There are a number of substance abuse treatment methods available for truck drivers in the US. Programs that are viable for treatment in the United States are some of the following: include inpatient and outpatient treatment, 12-step programs, and support groups.
Inpatient treatment involves actually staying within the confines of a facility for a lengthy period of time; normally 30 days at which time the individuals receive around-the-clock care. This type of treatment is often recommended for those with a severe addiction. On the other hand outpatient treatment allows for the individual to continue participating in their regular lifestyle by living at home and attending treatment during the day. This option is often more affordable and is best suited for those with a less severe addiction.
The inpatient drug programs have a long and complicated history. The first inpatient drug program was established in the early 1930s in response to the growing problem of drug addiction. This program was designed to help addicts detoxify and to provide them with medical and psychological treatment.
However, the program was not very successful and was eventually discontinued. In the late 1940s, another inpatient drug program was established. This program was more successful than the first and helped many addicts recover. However, the program was eventually discontinued due to financial problems. In the early 1960s, a new inpatient drug program was established. This program was based on the 12-step program of Alcoholics Anonymous and was very successful. The program was eventually discontinued due to financial problems.
In the late 1970s, a new inpatient drug program was established. This program was based on the therapeutic community model and was very successful. The program was eventually discontinued due to financial problems. In the early 1990s, a new inpatient drug program was established.
This program was based on the 12-step program of Alcoholics Anonymous and was very successful. This program is still in operation today and has helped many addicts recover. 12-step programs, such as Alcoholics Anonymous, are also popular among truck drivers.
These programs follow a set of guidelines that aim to help the individual recover from addiction. The 12-step program is a set of guiding principles outlining a course of action for recovery from addiction, compulsion, or other behavioral problems. Originally proposed by Alcoholics Anonymous (AA) as a method of recovery from alcoholism, the 12 steps were first published in the book Alcoholics Anonymous: The Story of How More Than One Hundred Men Have Recovered from Alcoholism in 1939. program of recovery from alcoholism became the model for other 12-step programs that have since been established for recovery from drug addiction, gambling addiction, compulsive eating, and a wide variety of other behavioral problems.
The 12 steps of AA are as follows:
1. We admitted we were powerless over alcohol—that our lives had become unmanageable.
2. We came to believe that a Power greater than ourselves could restore us to sanity.
3. We made a decision to turn our will and our lives over to the care of God as we understood Him.
4. We made a searching and fearless moral inventory of ourselves.
5. We admitted to God, to ourselves, and to another human being the exact nature of our wrongs.
6. We were entirely ready to have God remove all these defects of character.
7. We humbly asked Him to remove our shortcomings.
8. We made a list of all persons we had harmed, and became willing to make amends to them all.
9. We made direct amends to such people wherever possible, except when to do so would injure them or others.
10. We continued to take personal inventory and when we were wrong promptly admitted it.
11. We sought through prayer and meditation to improve our conscious contact with God as we understood Him, praying only for knowledge of His will for us and the power to carry that out.
12. Having had a spiritual awakening as the result of these steps, we tried to carry this message to alcoholics, and to practice these principles in all our affairs.

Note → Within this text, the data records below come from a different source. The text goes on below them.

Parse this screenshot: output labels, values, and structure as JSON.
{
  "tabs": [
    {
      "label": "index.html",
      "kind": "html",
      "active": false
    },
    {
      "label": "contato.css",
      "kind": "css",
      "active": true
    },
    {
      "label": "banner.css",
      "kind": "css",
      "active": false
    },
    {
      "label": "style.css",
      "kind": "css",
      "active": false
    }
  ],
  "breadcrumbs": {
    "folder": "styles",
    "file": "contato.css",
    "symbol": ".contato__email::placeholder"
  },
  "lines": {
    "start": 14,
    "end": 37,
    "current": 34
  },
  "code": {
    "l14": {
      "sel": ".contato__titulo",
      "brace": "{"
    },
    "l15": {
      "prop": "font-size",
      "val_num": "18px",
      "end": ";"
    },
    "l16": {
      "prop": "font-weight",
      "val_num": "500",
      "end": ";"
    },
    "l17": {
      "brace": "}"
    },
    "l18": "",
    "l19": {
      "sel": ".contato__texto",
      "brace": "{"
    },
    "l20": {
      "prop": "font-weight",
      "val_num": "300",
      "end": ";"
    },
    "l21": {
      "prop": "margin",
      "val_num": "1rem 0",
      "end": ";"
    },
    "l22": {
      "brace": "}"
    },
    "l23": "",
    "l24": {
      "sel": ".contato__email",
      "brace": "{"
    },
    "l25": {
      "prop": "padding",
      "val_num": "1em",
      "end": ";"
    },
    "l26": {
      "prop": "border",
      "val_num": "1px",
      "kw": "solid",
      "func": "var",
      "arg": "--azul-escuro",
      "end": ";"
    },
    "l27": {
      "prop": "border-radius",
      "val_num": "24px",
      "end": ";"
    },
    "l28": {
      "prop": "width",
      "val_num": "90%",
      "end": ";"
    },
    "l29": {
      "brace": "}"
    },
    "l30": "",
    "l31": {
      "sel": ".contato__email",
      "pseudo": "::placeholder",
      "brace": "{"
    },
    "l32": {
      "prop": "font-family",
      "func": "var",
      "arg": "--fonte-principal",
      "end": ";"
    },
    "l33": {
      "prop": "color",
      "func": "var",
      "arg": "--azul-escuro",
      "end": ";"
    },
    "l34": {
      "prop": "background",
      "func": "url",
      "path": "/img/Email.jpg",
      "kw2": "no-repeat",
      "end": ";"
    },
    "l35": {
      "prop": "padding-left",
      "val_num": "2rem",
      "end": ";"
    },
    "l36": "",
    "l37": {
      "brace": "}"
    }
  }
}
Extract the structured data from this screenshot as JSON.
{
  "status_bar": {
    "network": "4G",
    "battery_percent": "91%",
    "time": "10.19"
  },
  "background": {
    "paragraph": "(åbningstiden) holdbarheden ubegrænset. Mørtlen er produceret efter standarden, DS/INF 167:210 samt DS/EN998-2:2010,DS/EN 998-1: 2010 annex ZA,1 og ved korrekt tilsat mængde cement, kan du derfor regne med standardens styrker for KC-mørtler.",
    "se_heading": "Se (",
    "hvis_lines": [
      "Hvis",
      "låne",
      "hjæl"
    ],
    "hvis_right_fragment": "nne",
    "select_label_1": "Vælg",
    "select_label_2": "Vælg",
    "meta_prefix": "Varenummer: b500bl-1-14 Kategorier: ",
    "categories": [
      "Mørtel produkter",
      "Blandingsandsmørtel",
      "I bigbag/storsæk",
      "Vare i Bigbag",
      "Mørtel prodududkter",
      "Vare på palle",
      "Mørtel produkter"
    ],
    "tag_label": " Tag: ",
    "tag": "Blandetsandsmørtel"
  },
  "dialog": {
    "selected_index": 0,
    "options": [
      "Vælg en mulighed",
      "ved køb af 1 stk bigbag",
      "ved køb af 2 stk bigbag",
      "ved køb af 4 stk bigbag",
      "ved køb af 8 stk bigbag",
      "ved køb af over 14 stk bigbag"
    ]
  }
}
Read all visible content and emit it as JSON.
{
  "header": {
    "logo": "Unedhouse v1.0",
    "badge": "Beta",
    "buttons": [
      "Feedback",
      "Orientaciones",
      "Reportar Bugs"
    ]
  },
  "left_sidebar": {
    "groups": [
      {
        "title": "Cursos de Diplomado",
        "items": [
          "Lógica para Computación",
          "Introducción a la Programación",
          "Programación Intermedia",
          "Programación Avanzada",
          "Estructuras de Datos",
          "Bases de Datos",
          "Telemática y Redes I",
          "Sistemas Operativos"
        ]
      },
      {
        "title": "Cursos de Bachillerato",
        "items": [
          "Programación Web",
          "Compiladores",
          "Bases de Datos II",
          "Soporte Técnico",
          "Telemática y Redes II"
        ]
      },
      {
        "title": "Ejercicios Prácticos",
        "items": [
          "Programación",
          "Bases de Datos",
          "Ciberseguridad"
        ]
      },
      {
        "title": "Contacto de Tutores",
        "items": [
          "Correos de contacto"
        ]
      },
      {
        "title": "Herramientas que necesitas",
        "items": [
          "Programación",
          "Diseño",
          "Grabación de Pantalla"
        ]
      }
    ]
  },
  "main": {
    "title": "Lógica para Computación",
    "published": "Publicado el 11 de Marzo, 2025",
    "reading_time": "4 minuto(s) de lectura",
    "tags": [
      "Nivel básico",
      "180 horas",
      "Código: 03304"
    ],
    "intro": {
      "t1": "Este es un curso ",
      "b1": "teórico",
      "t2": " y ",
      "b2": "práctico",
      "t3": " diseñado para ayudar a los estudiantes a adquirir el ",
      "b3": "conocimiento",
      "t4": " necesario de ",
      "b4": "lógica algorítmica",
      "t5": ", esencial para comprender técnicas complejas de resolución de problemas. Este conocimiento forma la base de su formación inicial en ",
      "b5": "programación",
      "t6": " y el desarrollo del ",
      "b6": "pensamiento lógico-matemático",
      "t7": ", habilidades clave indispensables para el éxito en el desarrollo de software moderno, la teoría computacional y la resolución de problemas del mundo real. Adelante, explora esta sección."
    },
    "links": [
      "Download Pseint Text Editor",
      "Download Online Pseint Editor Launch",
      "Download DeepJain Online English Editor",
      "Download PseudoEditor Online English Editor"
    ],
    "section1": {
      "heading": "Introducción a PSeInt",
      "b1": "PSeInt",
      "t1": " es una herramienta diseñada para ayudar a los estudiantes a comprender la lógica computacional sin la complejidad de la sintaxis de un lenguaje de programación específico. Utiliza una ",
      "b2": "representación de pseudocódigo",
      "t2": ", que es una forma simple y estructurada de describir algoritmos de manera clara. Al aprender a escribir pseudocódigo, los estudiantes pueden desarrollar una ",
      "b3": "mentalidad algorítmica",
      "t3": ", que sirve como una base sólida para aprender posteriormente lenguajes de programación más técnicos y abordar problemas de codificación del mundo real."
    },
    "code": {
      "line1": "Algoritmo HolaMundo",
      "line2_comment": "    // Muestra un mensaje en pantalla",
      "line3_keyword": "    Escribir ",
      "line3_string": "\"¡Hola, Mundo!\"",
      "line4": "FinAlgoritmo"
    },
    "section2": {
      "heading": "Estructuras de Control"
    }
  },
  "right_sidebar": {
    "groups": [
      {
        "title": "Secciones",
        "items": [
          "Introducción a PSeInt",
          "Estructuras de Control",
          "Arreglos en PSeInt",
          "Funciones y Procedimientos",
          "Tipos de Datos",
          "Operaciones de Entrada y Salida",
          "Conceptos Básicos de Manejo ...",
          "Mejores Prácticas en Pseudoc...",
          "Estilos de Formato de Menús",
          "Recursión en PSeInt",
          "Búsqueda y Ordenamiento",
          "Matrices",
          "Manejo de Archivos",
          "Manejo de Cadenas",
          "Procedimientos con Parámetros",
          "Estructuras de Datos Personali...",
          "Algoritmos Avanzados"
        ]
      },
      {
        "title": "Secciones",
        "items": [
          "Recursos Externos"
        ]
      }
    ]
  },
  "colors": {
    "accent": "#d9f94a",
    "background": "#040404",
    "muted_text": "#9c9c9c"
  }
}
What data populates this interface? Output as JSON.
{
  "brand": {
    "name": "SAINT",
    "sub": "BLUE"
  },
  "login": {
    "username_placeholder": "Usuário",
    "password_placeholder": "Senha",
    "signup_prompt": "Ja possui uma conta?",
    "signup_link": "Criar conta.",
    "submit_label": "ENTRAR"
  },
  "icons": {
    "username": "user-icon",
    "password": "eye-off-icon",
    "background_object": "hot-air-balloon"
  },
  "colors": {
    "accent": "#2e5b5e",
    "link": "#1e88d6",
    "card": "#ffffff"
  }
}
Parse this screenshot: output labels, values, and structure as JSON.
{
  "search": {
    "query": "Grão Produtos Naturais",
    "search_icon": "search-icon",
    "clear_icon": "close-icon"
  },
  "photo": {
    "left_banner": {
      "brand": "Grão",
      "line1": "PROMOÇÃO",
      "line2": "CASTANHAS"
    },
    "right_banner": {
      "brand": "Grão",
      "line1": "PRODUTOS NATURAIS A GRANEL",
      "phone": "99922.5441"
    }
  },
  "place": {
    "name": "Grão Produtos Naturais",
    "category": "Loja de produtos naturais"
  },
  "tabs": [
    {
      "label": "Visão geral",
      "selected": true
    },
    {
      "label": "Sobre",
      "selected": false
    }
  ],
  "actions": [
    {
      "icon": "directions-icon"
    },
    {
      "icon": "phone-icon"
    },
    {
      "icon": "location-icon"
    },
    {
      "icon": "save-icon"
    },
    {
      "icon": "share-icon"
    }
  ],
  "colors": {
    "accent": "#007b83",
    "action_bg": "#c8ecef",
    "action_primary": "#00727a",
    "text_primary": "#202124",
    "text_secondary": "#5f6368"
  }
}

The 12 steps of AA have been adapted by many other 12-step programs, and have been used in a wide variety of settings including hospitals, mental health facilities, and prisons. The 12 steps have also been criticized by some who argue that they are too simplistic, or that they promote a religious or spiritual worldview that is not compatible with secular values.
Support groups, such as Al-Anon, can also be beneficial for truck drivers struggling with substance abuse. These groups provide a space for individuals to share their experiences and offer support to one another. It will do well to remember the age old adage: there is no one-size-fits-all approach to substance abuse treatment. I have provided a number of options because there is not one perfect fix for anyone.
It is vitally important to entertain all of the options and discover the method that is best suited for you. For more information feel free to call SAP Evaluations, LLC at 1-800-683-7745 or visit our website at https://sapevaluation.org/